Segment Start: Data shown
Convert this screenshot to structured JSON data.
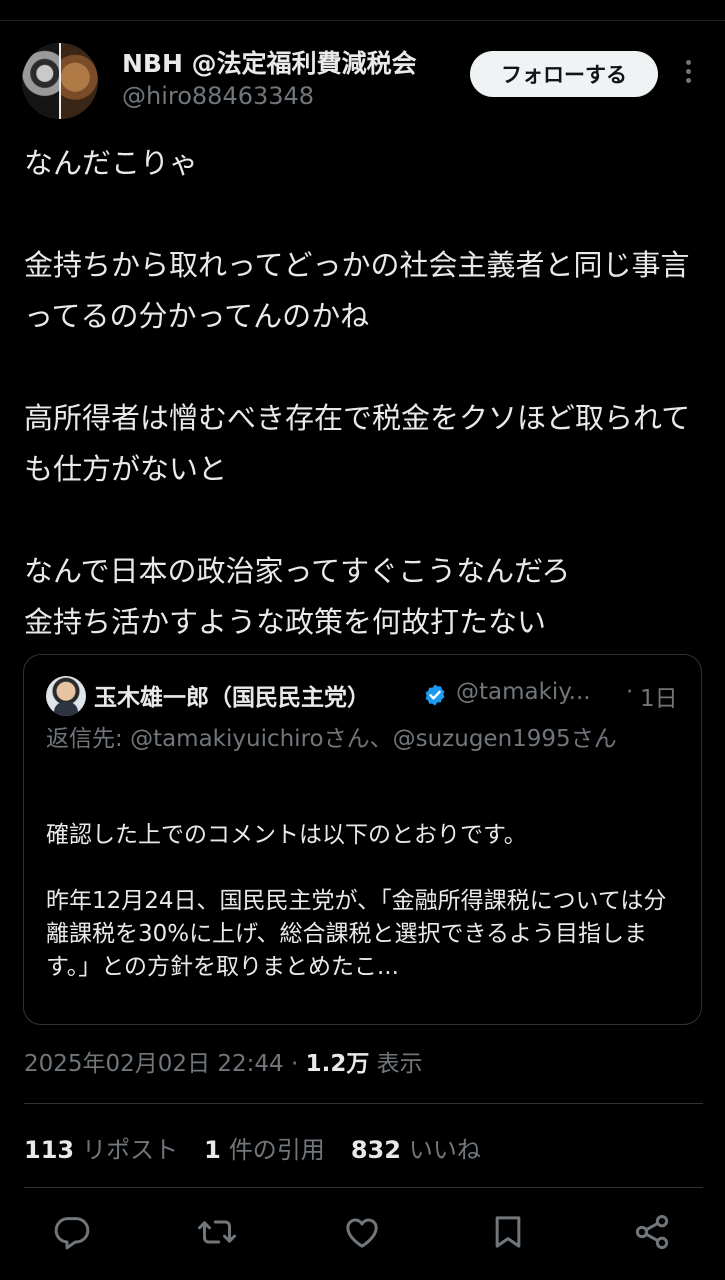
{
  "author": {
    "display_name": "NBH @法定福利費減税会",
    "handle": "@hiro88463348",
    "follow_label": "フォローする"
  },
  "post": {
    "text": "なんだこりゃ\n\n金持ちから取れってどっかの社会主義者と同じ事言ってるの分かってんのかね\n\n高所得者は憎むべき存在で税金をクソほど取られても仕方がないと\n\nなんで日本の政治家ってすぐこうなんだろ\n金持ち活かすような政策を何故打たない"
  },
  "quote": {
    "display_name": "玉木雄一郎（国民民主党）",
    "handle": "@tamakiy...",
    "dot": "·",
    "time": "1日",
    "reply_prefix": "返信先: ",
    "reply_user1": "@tamakiyuichiro",
    "reply_mid": "さん、",
    "reply_user2": "@suzugen1995",
    "reply_suffix": "さん",
    "text": "確認した上でのコメントは以下のとおりです。\n\n昨年12月24日、国民民主党が、「金融所得課税については分離課税を30%に上げ、総合課税と選択できるよう目指します。」との方針を取りまとめたこ..."
  },
  "meta": {
    "datetime": "2025年02月02日 22:44",
    "dot": " · ",
    "views": "1.2万",
    "views_label": " 表示"
  },
  "stats": {
    "reposts": "113",
    "reposts_label": "リポスト",
    "quotes": "1",
    "quotes_label": "件の引用",
    "likes": "832",
    "likes_label": "いいね"
  },
  "actions": [
    "reply-icon",
    "repost-icon",
    "like-icon",
    "bookmark-icon",
    "share-icon"
  ],
  "colors": {
    "background": "#000000",
    "text": "#e7e9ea",
    "muted": "#71767b",
    "verified": "#1d9bf0",
    "border": "#2f3336"
  }
}
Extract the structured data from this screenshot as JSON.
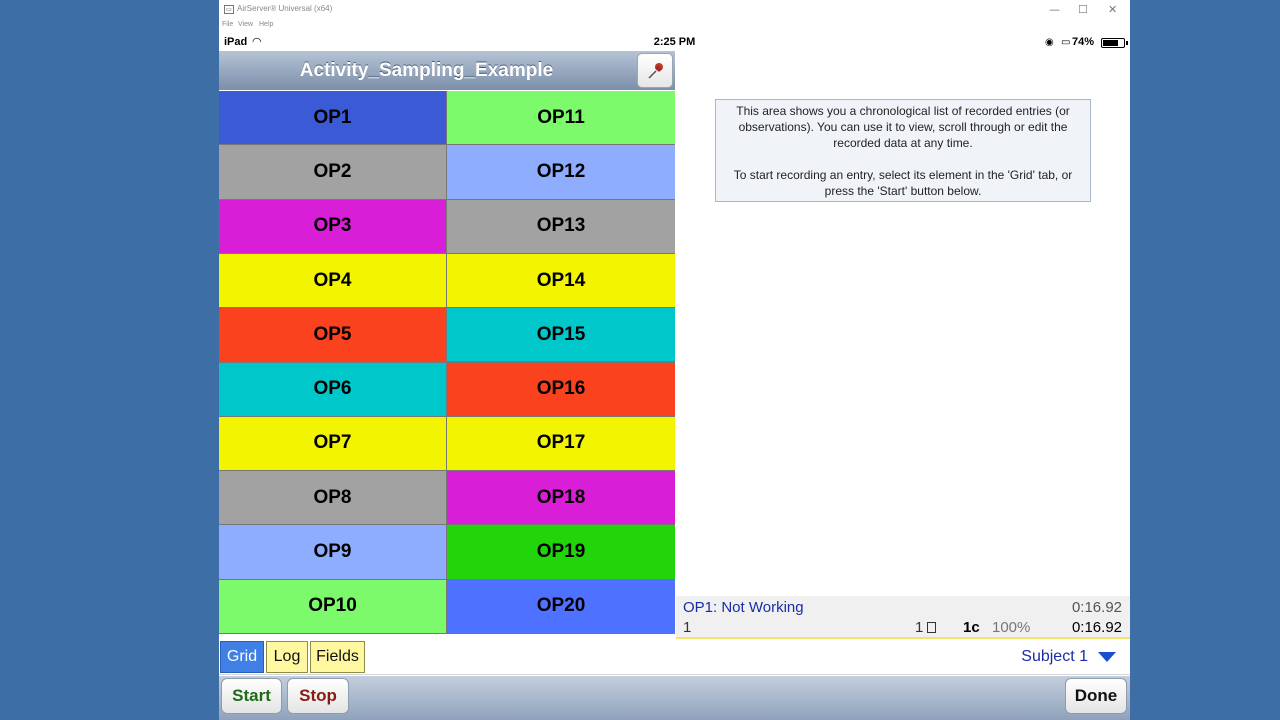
{
  "window": {
    "title": "AirServer® Universal (x64)",
    "menu": [
      "File",
      "View",
      "Help"
    ],
    "controls": {
      "minimize": "—",
      "maximize": "☐",
      "close": "✕"
    }
  },
  "statusbar": {
    "device": "iPad",
    "time": "2:25 PM",
    "battery": "74%",
    "battery_level": 0.74
  },
  "header": {
    "title": "Activity_Sampling_Example"
  },
  "grid": {
    "cells": [
      {
        "label": "OP1",
        "color": "#3b5ad6"
      },
      {
        "label": "OP11",
        "color": "#7cfa6c"
      },
      {
        "label": "OP2",
        "color": "#a2a2a2"
      },
      {
        "label": "OP12",
        "color": "#8eadff"
      },
      {
        "label": "OP3",
        "color": "#d81ed6"
      },
      {
        "label": "OP13",
        "color": "#a2a2a2"
      },
      {
        "label": "OP4",
        "color": "#f3f500"
      },
      {
        "label": "OP14",
        "color": "#f3f500"
      },
      {
        "label": "OP5",
        "color": "#fb421f"
      },
      {
        "label": "OP15",
        "color": "#00c7c9"
      },
      {
        "label": "OP6",
        "color": "#00c7c9"
      },
      {
        "label": "OP16",
        "color": "#fb421f"
      },
      {
        "label": "OP7",
        "color": "#f3f500"
      },
      {
        "label": "OP17",
        "color": "#f3f500"
      },
      {
        "label": "OP8",
        "color": "#a2a2a2"
      },
      {
        "label": "OP18",
        "color": "#d81ed6"
      },
      {
        "label": "OP9",
        "color": "#8eadff"
      },
      {
        "label": "OP19",
        "color": "#21d50a"
      },
      {
        "label": "OP10",
        "color": "#7cfa6c"
      },
      {
        "label": "OP20",
        "color": "#4f71ff"
      }
    ]
  },
  "log": {
    "info_p1": "This area shows you a chronological list of recorded entries (or observations). You can use it to view, scroll through or edit the recorded data at any time.",
    "info_p2": "To start recording an entry, select its element in the 'Grid' tab, or press the 'Start' button below."
  },
  "status_panel": {
    "current": "OP1: Not Working",
    "time1": "0:16.92",
    "count": "1",
    "obs": "1",
    "cycles": "1c",
    "percent": "100%",
    "time2": "0:16.92"
  },
  "tabs": [
    {
      "label": "Grid",
      "active": true
    },
    {
      "label": "Log",
      "active": false
    },
    {
      "label": "Fields",
      "active": false
    }
  ],
  "subject": "Subject 1",
  "toolbar": {
    "start": "Start",
    "stop": "Stop",
    "done": "Done"
  },
  "colors": {
    "start_text": "#1f6b18",
    "stop_text": "#8a1a12",
    "active_tab": "#3f7fe6",
    "inactive_tab": "#fff8a0"
  }
}
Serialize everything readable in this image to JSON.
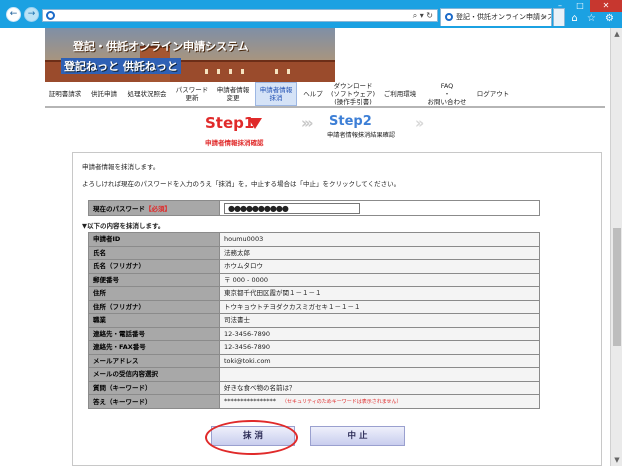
{
  "browser": {
    "tab_title": "登記・供託オンライン申請シス...",
    "address_controls": "⌕ ▾ ↻",
    "back_icon": "←",
    "forward_icon": "→",
    "window_buttons": [
      "–",
      "□",
      "✕"
    ],
    "toolbar_icons": "⌂ ☆ ⚙"
  },
  "banner": {
    "title": "登記・供託オンライン申請システム",
    "subtitle": "登記ねっと 供託ねっと"
  },
  "nav": [
    {
      "label": "証明書請求"
    },
    {
      "label": "供託申請"
    },
    {
      "label": "処理状況照会"
    },
    {
      "label": "パスワード\n更新"
    },
    {
      "label": "申請者情報\n変更"
    },
    {
      "label": "申請者情報\n抹消",
      "active": true
    },
    {
      "label": "ヘルプ"
    },
    {
      "label": "ダウンロード\n(ソフトウェア)\n(操作手引書)"
    },
    {
      "label": "ご利用環境"
    },
    {
      "label": "FAQ\n・\nお問い合わせ"
    },
    {
      "label": "ログアウト"
    }
  ],
  "steps": {
    "step1_label": "Step1",
    "step1_sub": "申請者情報抹消確認",
    "step2_label": "Step2",
    "step2_sub": "申請者情報抹消結果確認"
  },
  "messages": {
    "line1": "申請者情報を抹消します。",
    "line2": "よろしければ現在のパスワードを入力のうえ「抹消」を，中止する場合は「中止」をクリックしてください。",
    "note": "▼以下の内容を抹消します。"
  },
  "password": {
    "label": "現在のパスワード",
    "required": "【必須】",
    "value": "●●●●●●●●●●"
  },
  "details": [
    {
      "label": "申請者ID",
      "value": "houmu0003"
    },
    {
      "label": "氏名",
      "value": "法務太郎"
    },
    {
      "label": "氏名（フリガナ）",
      "value": "ホウムタロウ"
    },
    {
      "label": "郵便番号",
      "value": "〒 000 - 0000"
    },
    {
      "label": "住所",
      "value": "東京都千代田区霞が関１－１－１"
    },
    {
      "label": "住所（フリガナ）",
      "value": "トウキョウトチヨダクカスミガセキ１－１－１"
    },
    {
      "label": "職業",
      "value": "司法書士"
    },
    {
      "label": "連絡先・電話番号",
      "value": "12-3456-7890"
    },
    {
      "label": "連絡先・FAX番号",
      "value": "12-3456-7890"
    },
    {
      "label": "メールアドレス",
      "value": "toki@toki.com"
    },
    {
      "label": "メールの受信内容選択",
      "value": ""
    },
    {
      "label": "質問（キーワード）",
      "value": "好きな食べ物の名前は？"
    },
    {
      "label": "答え（キーワード）",
      "value": "****************",
      "note": "（セキュリティのためキーワードは表示されません）"
    }
  ],
  "buttons": {
    "delete": "抹 消",
    "cancel": "中 止"
  },
  "colors": {
    "accent_red": "#e02a2a",
    "step2_blue": "#3d7fd6",
    "titlebar": "#1ba1e2"
  }
}
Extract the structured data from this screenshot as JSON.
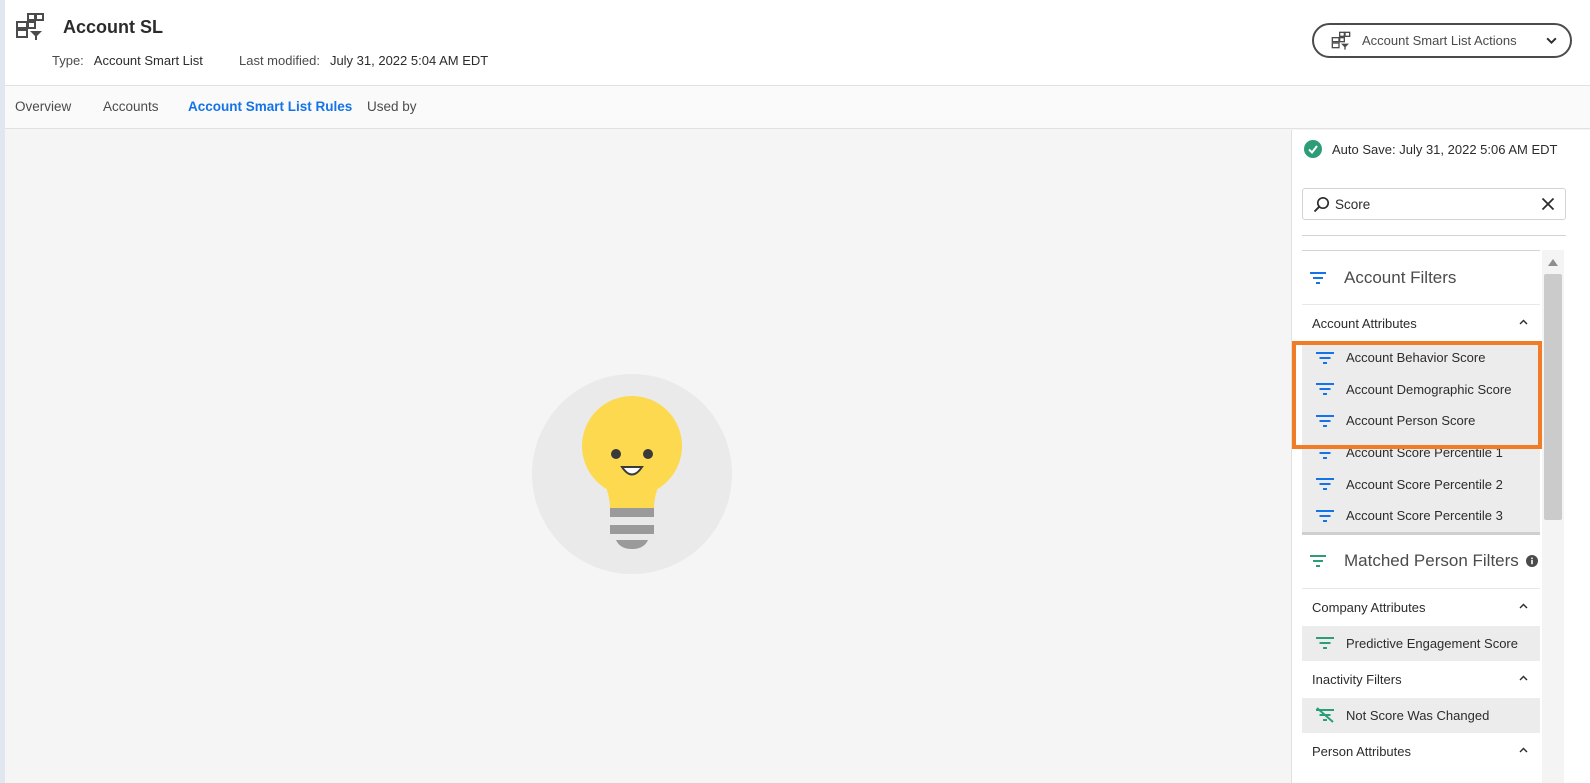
{
  "header": {
    "title": "Account SL",
    "type_label": "Type:",
    "type_value": "Account Smart List",
    "modified_label": "Last modified:",
    "modified_value": "July 31, 2022 5:04 AM EDT",
    "actions_label": "Account Smart List Actions"
  },
  "tabs": [
    {
      "label": "Overview"
    },
    {
      "label": "Accounts"
    },
    {
      "label": "Account Smart List Rules"
    },
    {
      "label": "Used by"
    }
  ],
  "sidebar": {
    "autosave": "Auto Save: July 31, 2022 5:06 AM EDT",
    "search": {
      "value": "Score"
    },
    "groups": [
      {
        "title": "Account Filters",
        "sections": [
          {
            "label": "Account Attributes",
            "items": [
              "Account Behavior Score",
              "Account Demographic Score",
              "Account Person Score",
              "Account Score Percentile 1",
              "Account Score Percentile 2",
              "Account Score Percentile 3"
            ]
          }
        ]
      },
      {
        "title": "Matched Person Filters",
        "sections": [
          {
            "label": "Company Attributes",
            "items": [
              "Predictive Engagement Score"
            ]
          },
          {
            "label": "Inactivity Filters",
            "items": [
              "Not Score Was Changed"
            ]
          },
          {
            "label": "Person Attributes",
            "items": []
          }
        ]
      }
    ]
  },
  "colors": {
    "accent": "#1473e6",
    "highlight": "#f07c27",
    "success": "#2d9d78",
    "person_filter": "#2d9d78"
  },
  "icons": {
    "app": "smart-list-icon",
    "actions": "smart-list-icon",
    "autosave": "check-circle-icon",
    "search": "search-icon",
    "clear": "close-icon",
    "filter": "filter-icon",
    "inactivity": "filter-off-icon",
    "info": "info-icon"
  }
}
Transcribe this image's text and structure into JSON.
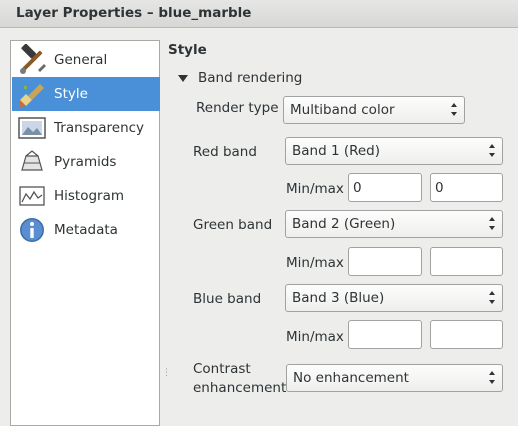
{
  "window": {
    "title": "Layer Properties – blue_marble"
  },
  "sidebar": {
    "items": [
      {
        "label": "General",
        "icon": "hammer-wrench-icon",
        "active": false
      },
      {
        "label": "Style",
        "icon": "paintbrush-icon",
        "active": true
      },
      {
        "label": "Transparency",
        "icon": "transparency-icon",
        "active": false
      },
      {
        "label": "Pyramids",
        "icon": "pyramid-icon",
        "active": false
      },
      {
        "label": "Histogram",
        "icon": "histogram-icon",
        "active": false
      },
      {
        "label": "Metadata",
        "icon": "info-icon",
        "active": false
      }
    ]
  },
  "main": {
    "heading": "Style",
    "section_title": "Band rendering",
    "render_type": {
      "label": "Render type",
      "value": "Multiband color"
    },
    "red_band": {
      "label": "Red band",
      "value": "Band 1 (Red)",
      "minmax_label": "Min/max",
      "min": "0",
      "max": "0"
    },
    "green_band": {
      "label": "Green band",
      "value": "Band 2 (Green)",
      "minmax_label": "Min/max",
      "min": "",
      "max": ""
    },
    "blue_band": {
      "label": "Blue band",
      "value": "Band 3 (Blue)",
      "minmax_label": "Min/max",
      "min": "",
      "max": ""
    },
    "contrast": {
      "label_line1": "Contrast",
      "label_line2": "enhancement",
      "value": "No enhancement"
    }
  },
  "colors": {
    "selection": "#4a90d9",
    "window_bg": "#ededec",
    "title_bg": "#dcdcdb"
  }
}
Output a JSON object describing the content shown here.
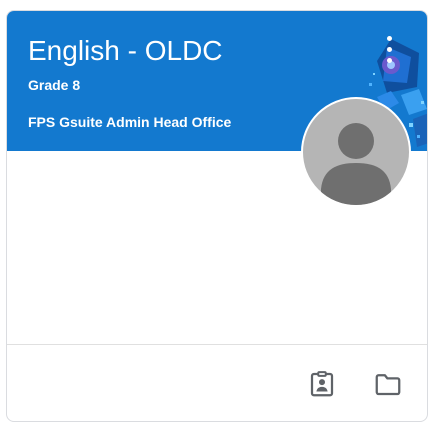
{
  "card": {
    "title": "English - OLDC",
    "section": "Grade 8",
    "owner": "FPS Gsuite Admin Head Office",
    "colors": {
      "header_bg": "#1379cf",
      "avatar_bg": "#b5b5b5",
      "icon": "#5f6368"
    },
    "icons": {
      "menu": "more-vert-icon",
      "avatar": "person-avatar-icon",
      "work": "assignment-ind-icon",
      "folder": "folder-icon"
    }
  }
}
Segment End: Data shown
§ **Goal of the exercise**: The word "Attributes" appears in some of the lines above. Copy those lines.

§ **Task response**:
            "label": "Account Attributes",
            "label": "Company Attributes",
            "label": "Person Attributes",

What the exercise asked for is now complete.